US industry news website Editor & Publisher has removed the paywall from its website. Says its publisher:
Paywalls in name alone connote a psychological negative, which is one reason we have never been big believers. [Former owner] Nielsen had been using one for a number of years, but nothing during the past year has changed our opinion about them. We have removed it to build more traffic and make more of our original content available to our visitors.
According to a piece in Editor & Publisher, defence secretary Robert Gates has has demanded that military officials must now get clearance from the Pentagon for press interviews.
Gates allegedly sent a memo ordering military and civilian personnel across the globe to first gain permission before sharing stories with the media, which would prevent a repeat of the General Stanley McChrystal affair.
The order, issued by Gates on Friday in a brief memo to military and civilian personnel worldwide and effective immediately, tells officials to make sure they are not going out of bounds or unintentionally releasing information that the Pentagon wants to hold back.
The order has been in the works since long before Gen. Stanley McChrystal stunned his bosses with criticism and complaints in a Rolling Stone article that his superiors did not know was coming.
Editor & Publisher this morning reports that a total of six media organisations, across three countries, have transferred to Atex’s advertising, editorial and Web content management system in recent weeks.
The controversial editorial CMS is now being used by the Erdee Media Groep in The Netherlands and The Sun in Arizona.
Editor & Publisher have a comment piece from Congressman Lamar Smith in which he claims the US media have been exceptionally favourable toward President Obama and relatively disparaging of George Bush and the tea party movement.
The mainstream media’s treatment of President Obama provides an interesting case study. Journalists who gave to President Obama during the 2008 presidential campaign outnumbered those who contributed to Sen. McCain by 20-to-1.
And once the election was over, the slanted coverage continued. The nonpartisan Center for Media and Public Affairs, comparing media coverage of Presidents Bush and Obama at the same point in their presidencies, found that 58 percent of all network news evaluations of Obama and his policies were favorable, while only 33 percent of assessments of Bush were favorable.
The U.S. Appeals Court has ruled that a ban on newspaper racks in Raleigh Durham International Airport, North Carolina violates the first amendment, following a challenge from a group of US newspapers including the Raleigh News & Observer, Durham Herald-Sun, New York Times, and USA today.
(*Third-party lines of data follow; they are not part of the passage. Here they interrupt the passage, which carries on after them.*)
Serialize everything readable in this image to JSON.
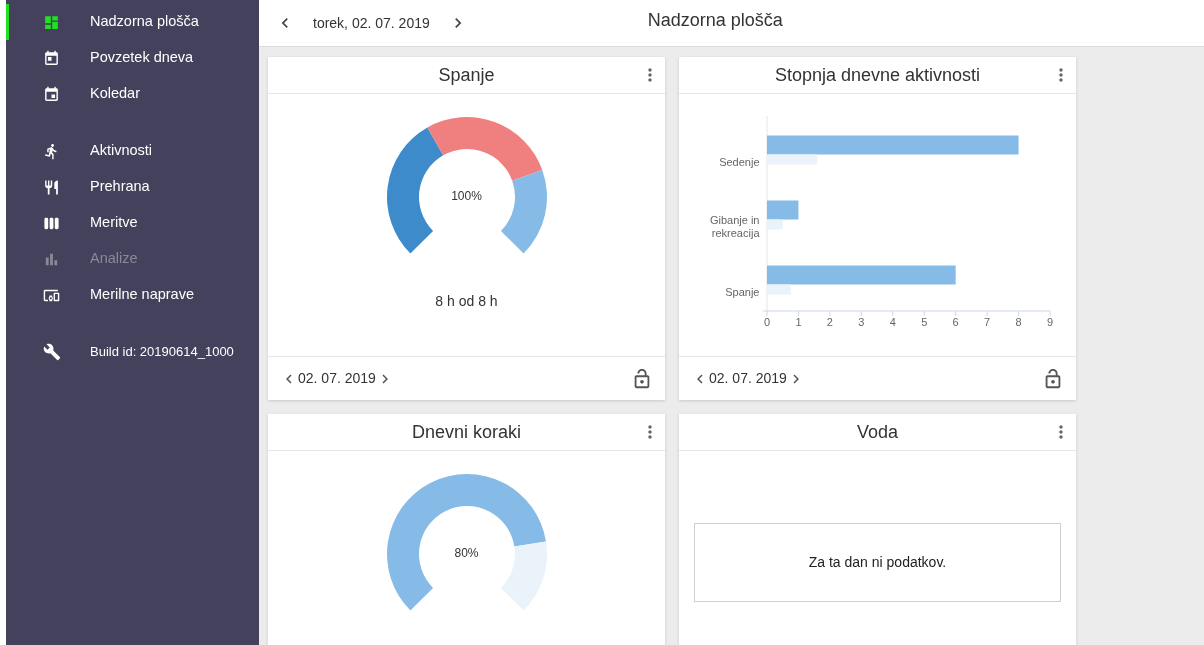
{
  "sidebar": {
    "groups": [
      [
        {
          "label": "Nadzorna plošča",
          "selected": true,
          "disabled": false,
          "kind": "nav"
        },
        {
          "label": "Povzetek dneva",
          "selected": false,
          "disabled": false,
          "kind": "nav"
        },
        {
          "label": "Koledar",
          "selected": false,
          "disabled": false,
          "kind": "nav"
        }
      ],
      [
        {
          "label": "Aktivnosti",
          "selected": false,
          "disabled": false,
          "kind": "nav"
        },
        {
          "label": "Prehrana",
          "selected": false,
          "disabled": false,
          "kind": "nav"
        },
        {
          "label": "Meritve",
          "selected": false,
          "disabled": false,
          "kind": "nav"
        },
        {
          "label": "Analize",
          "selected": false,
          "disabled": true,
          "kind": "nav"
        },
        {
          "label": "Merilne naprave",
          "selected": false,
          "disabled": false,
          "kind": "nav"
        }
      ],
      [
        {
          "label": "Build id: 20190614_1000",
          "kind": "info"
        }
      ]
    ]
  },
  "header": {
    "date": "torek, 02. 07. 2019",
    "title": "Nadzorna plošča"
  },
  "cards": [
    {
      "kind": "gauge",
      "title": "Spanje",
      "value": "100%",
      "caption": "8 h od 8 h",
      "footer_date": "02. 07. 2019"
    },
    {
      "kind": "bars",
      "title": "Stopnja dnevne aktivnosti",
      "footer_date": "02. 07. 2019",
      "chart_data": {
        "type": "bar",
        "orientation": "horizontal",
        "categories": [
          "Sedenje",
          "Gibanje in rekreacija",
          "Spanje"
        ],
        "series": [
          {
            "color": "#85bbe6",
            "values": [
              8,
              1,
              6
            ]
          },
          {
            "color": "#eaf2fa",
            "values": [
              1.6,
              0.5,
              0.75
            ]
          }
        ],
        "xlim": [
          0,
          9
        ],
        "xticks": [
          0,
          1,
          2,
          3,
          4,
          5,
          6,
          7,
          8,
          9
        ]
      }
    },
    {
      "kind": "gauge",
      "title": "Dnevni koraki",
      "value": "80%"
    },
    {
      "kind": "empty",
      "title": "Voda",
      "message": "Za ta dan ni podatkov."
    }
  ]
}
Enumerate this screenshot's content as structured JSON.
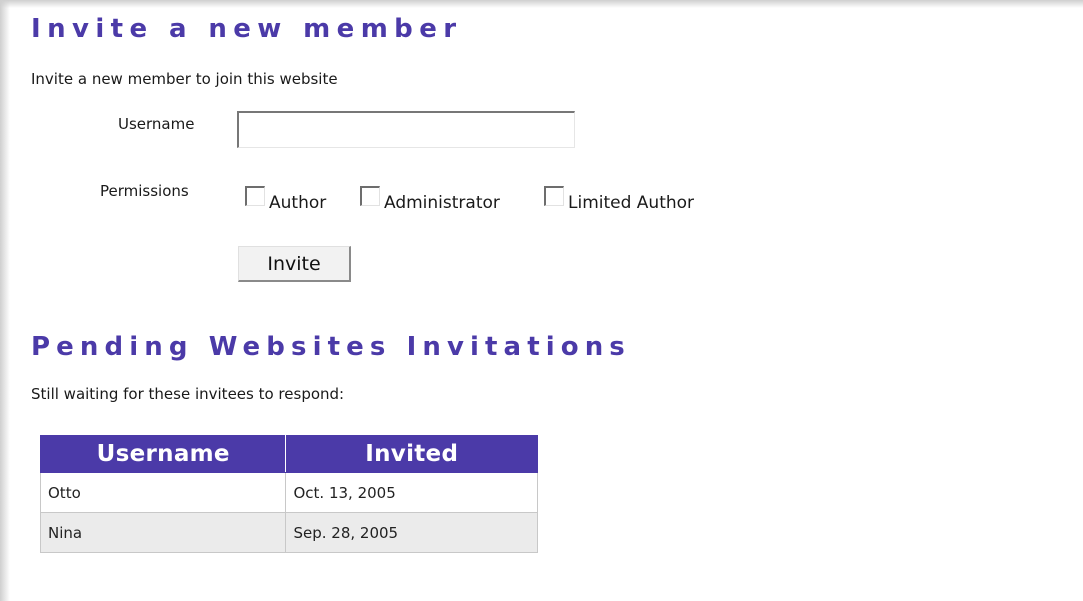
{
  "invite_section": {
    "title": "Invite a new member",
    "description": "Invite a new member to join this website",
    "username_label": "Username",
    "username_value": "",
    "permissions_label": "Permissions",
    "permissions": [
      {
        "label": "Author",
        "checked": false
      },
      {
        "label": "Administrator",
        "checked": false
      },
      {
        "label": "Limited Author",
        "checked": false
      }
    ],
    "invite_button": "Invite"
  },
  "pending_section": {
    "title": "Pending Websites Invitations",
    "description": "Still waiting for these invitees to respond:",
    "table": {
      "headers": [
        "Username",
        "Invited"
      ],
      "rows": [
        [
          "Otto",
          "Oct. 13, 2005"
        ],
        [
          "Nina",
          "Sep. 28, 2005"
        ]
      ]
    }
  },
  "colors": {
    "accent": "#4b3aa8",
    "row_alt": "#ebebeb"
  }
}
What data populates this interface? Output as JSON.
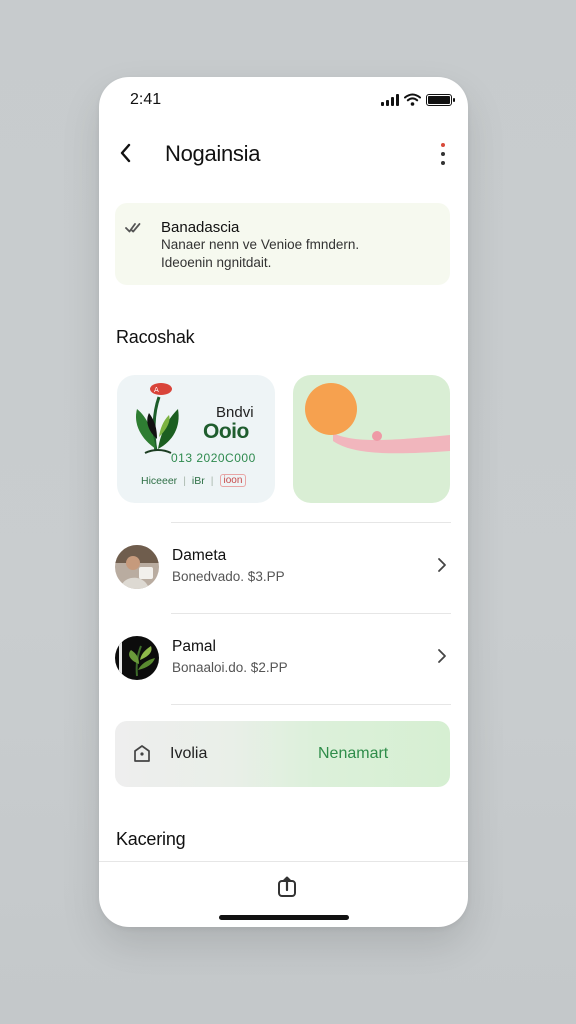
{
  "status_bar": {
    "time": "2:41"
  },
  "header": {
    "title": "Nogainsia",
    "back_icon": "chevron-left-icon",
    "more_icon": "more-vertical-icon"
  },
  "notice": {
    "title": "Banadascia",
    "lines": [
      "Nanaer nenn ve Venioe fmndern.",
      "Ideoenin ngnitdait."
    ]
  },
  "sections": {
    "recommended": "Racoshak",
    "bottom": "Kacering"
  },
  "cards": [
    {
      "brand_line1": "Bndvi",
      "brand_line2": "Ooio",
      "code": "013 2020C000",
      "meta": [
        "Hiceeer",
        "iBr",
        "ioon"
      ]
    },
    {
      "image": "abstract-orange-circle-pink-wave"
    }
  ],
  "list": [
    {
      "name": "Dameta",
      "subtitle": "Bonedvado. $3.PP"
    },
    {
      "name": "Pamal",
      "subtitle": "Bonaaloi.do. $2.PP"
    }
  ],
  "action_bar": {
    "label": "Ivolia",
    "cta": "Nenamart",
    "icon": "tag-icon"
  },
  "colors": {
    "accent_green": "#2f8d4a",
    "notice_bg": "#f6f9ef",
    "card_green": "#d9eed4"
  }
}
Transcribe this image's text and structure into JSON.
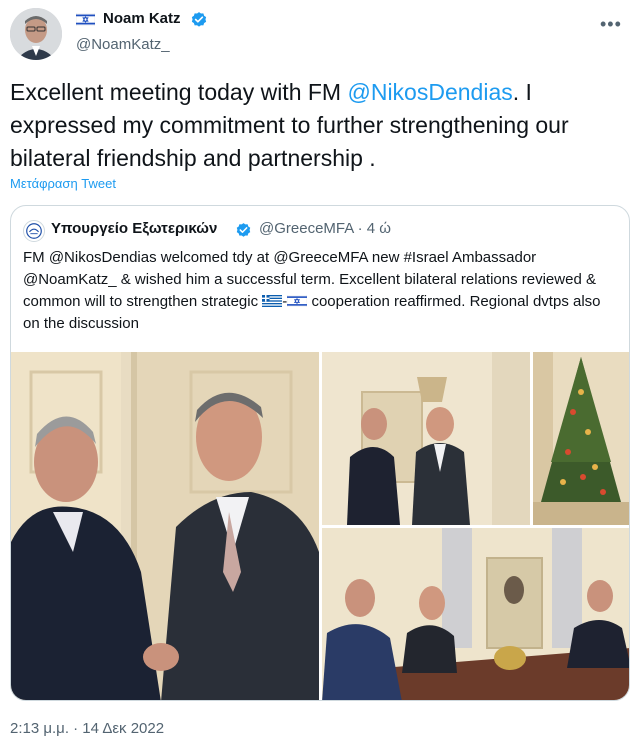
{
  "author": {
    "name": "Noam Katz",
    "handle": "@NoamKatz_",
    "flag_icon": "israel-flag-icon",
    "verified_color": "#1d9bf0"
  },
  "tweet": {
    "text_before": "Excellent meeting today with FM ",
    "mention": "@NikosDendias",
    "text_after": ". I expressed my commitment to further strengthening our bilateral friendship and partnership .",
    "translate_label": "Μετάφραση Tweet"
  },
  "quoted": {
    "name": "Υπουργείο Εξωτερικών",
    "handle": "@GreeceMFA",
    "separator": "·",
    "time": "4 ώ",
    "text_part1": "FM @NikosDendias welcomed tdy at @GreeceMFA new #Israel Ambassador @NoamKatz_ & wished him a successful term. Excellent bilateral relations reviewed & common will to strengthen strategic ",
    "text_dash": "-",
    "text_part2": " cooperation reaffirmed. Regional dvtps also on the discussion"
  },
  "timestamp": "2:13 μ.μ. · 14 Δεκ 2022",
  "colors": {
    "accent": "#1d9bf0",
    "secondary_text": "#536471",
    "border": "#cfd9de"
  }
}
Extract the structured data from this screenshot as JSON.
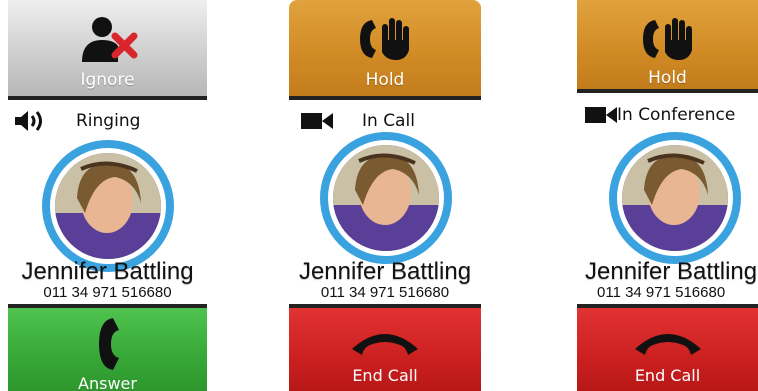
{
  "screens": [
    {
      "top_button": {
        "label": "Ignore",
        "icon": "ignore-user-icon"
      },
      "status": {
        "icon": "speaker-icon",
        "text": "Ringing"
      },
      "contact": {
        "name": "Jennifer Battling",
        "number": "011 34 971 516680"
      },
      "bottom_button": {
        "label": "Answer",
        "icon": "phone-answer-icon"
      }
    },
    {
      "top_button": {
        "label": "Hold",
        "icon": "hold-hand-icon"
      },
      "status": {
        "icon": "video-camera-icon",
        "text": "In Call"
      },
      "contact": {
        "name": "Jennifer Battling",
        "number": "011 34 971 516680"
      },
      "bottom_button": {
        "label": "End Call",
        "icon": "phone-hangup-icon"
      }
    },
    {
      "top_button": {
        "label": "Hold",
        "icon": "hold-hand-icon"
      },
      "status": {
        "icon": "video-camera-icon",
        "text": "In Conference"
      },
      "contact": {
        "name": "Jennifer Battling",
        "number": "011 34 971 516680"
      },
      "bottom_button": {
        "label": "End Call",
        "icon": "phone-hangup-icon"
      }
    }
  ],
  "colors": {
    "ignore_gray": "#c8c8c8",
    "hold_orange": "#d08a24",
    "answer_green": "#37a837",
    "end_red": "#cc2020",
    "avatar_ring_blue": "#3aa3df"
  }
}
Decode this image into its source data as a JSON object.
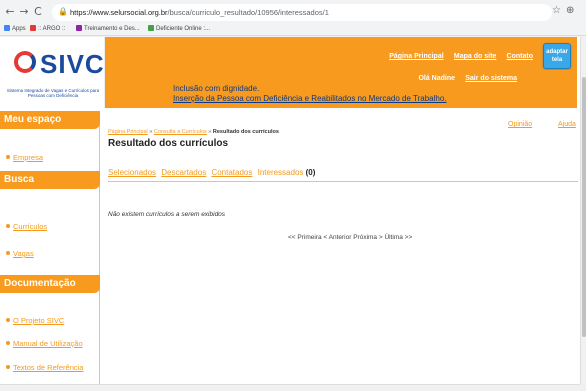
{
  "browser": {
    "url_host": "https://www.selursocial.org.br",
    "url_path": "/busca/curriculo_resultado/10956/interessados/1",
    "back_icon": "←",
    "forward_icon": "→",
    "reload_icon": "C",
    "lock_icon": "🔒",
    "star_icon": "☆",
    "profile_icon": "⊕",
    "bookmarks": [
      {
        "label": "Apps",
        "color": "#4285f4"
      },
      {
        "label": ":: ARGO ::",
        "color": "#e53935"
      },
      {
        "label": "Treinamento e Des...",
        "color": "#8e24aa"
      },
      {
        "label": "Deficiente Online :...",
        "color": "#43a047"
      }
    ]
  },
  "logo": {
    "text": "SIVC",
    "subtitle": "Sistema Integrado de Vagas e Currículos para Pessoas com Deficiência"
  },
  "header": {
    "links": [
      "Página Principal",
      "Mapa do site",
      "Contato"
    ],
    "greeting": "Olá Nadine",
    "logout": "Sair do sistema",
    "adapt_button": "adaptar tela",
    "slogan1": "Inclusão com dignidade.",
    "slogan2": "Inserção da Pessoa com Deficiência e Reabilitados no Mercado de Trabalho."
  },
  "sidebar": {
    "sections": [
      {
        "title": "Meu espaço",
        "items": [
          "Empresa"
        ]
      },
      {
        "title": "Busca",
        "items": [
          "Currículos",
          "Vagas"
        ]
      },
      {
        "title": "Documentação",
        "items": [
          "O Projeto SIVC",
          "Manual de Utilização",
          "Textos de Referência"
        ]
      }
    ]
  },
  "main": {
    "breadcrumb": {
      "home": "Página Principal",
      "sep": " » ",
      "search": "Consulta a Currículos",
      "current": "Resultado dos currículos"
    },
    "opiniao": "Opinião",
    "ajuda": "Ajuda",
    "title": "Resultado dos currículos",
    "tabs": [
      "Selecionados",
      "Descartados",
      "Contatados"
    ],
    "active_tab": "Interessados",
    "active_count": "(0)",
    "empty_message": "Não existem currículos a serem exibidos",
    "pager": "<< Primeira < Anterior Próxima > Última >>"
  },
  "colors": {
    "accent": "#f79a1d",
    "brand_blue": "#1a4a9c",
    "adapt_blue": "#3aa7e6"
  }
}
The Raleigh-Durham Airport Authority removed the racks, claiming that they were a security threat, a traffic impediment, and that they reduced revenue for airport stores that sold newspapers. But the majority of the Appeals Court panel voted to uphold the November 2008 U.S. District Court ruling that the ban violated the First Amendment.
“The government interests asserted to justify the ban do not counterbalance its significant restriction on protected expression,” the panel said in a 35-page opinion.
Mitchell is, understandably, highly critical of some of the changes that have already been made:
Now I was out, along with the great Joe Strupp, senior editor and staff writer. That meant that the magazine would lose the two staffers who had been responsible for roughly 80 per cent of the magazine’s news-making and traffic-driving ‘scoops’ over the past several years – at a time when web impact needs to be expanded.
(…) Much of the speculation about the ‘new’ E&P has been on the decision to focus on business and tech/press room issues. Many observers in recent days have warned that the ‘E’ will be largely taken out of E&P.
Keller suggests that the public editor’s position is still ‘much debated’:
Q: Has the public editor helped build the Times’ reputation, or done more to knock the paper’s reputation down? It may help to address this question both as it pertains to this particular episode and, more generally, over the brief history of public editorship.
A: On balance, I think the fact that we offer a paycheck and a platform to an independent critic to second-guess our journalistic judgments is good for, pardon the expression, the brand. I don’t always agree with our public editor, but I think he is fair-minded, his reporting is meticulous, and his targets – as in this case – are usually fair game. He doesn’t just blow raspberries. He tries to explain how bad things happen, and he reports what we are trying to do to avoid future mistakes. Whether a public editor should be a permanent, or at least continuing, fixture at The Times is a question much debated within our walls. I’ve kicked it down the road until we near the end of Clark’s term next year.
Journalism.co.uk is aware of full-time newspaper ombudsmen at the Guardian [Siobhain Butterworth] and the Observer [Stephen Pritchard] and yesterday learned that Sally Baker is feedback editor for the Times. Does anyone know of any other UK titles with full-time and independent readers’ editors? And do those without one need one?
“The amount of time people spent at the top [US] 30 newspaper websites is stuck in neutral if not reverse: more than half saw significant falloff in May,” Editor & Publisher reported yesterday.
“The list is for May Nielsen Online data for the top 30 newspapers’ websites ranked by unique users. Nielsen (owned by E&P’s parent company) defines the average time spent per person at a site during the month.”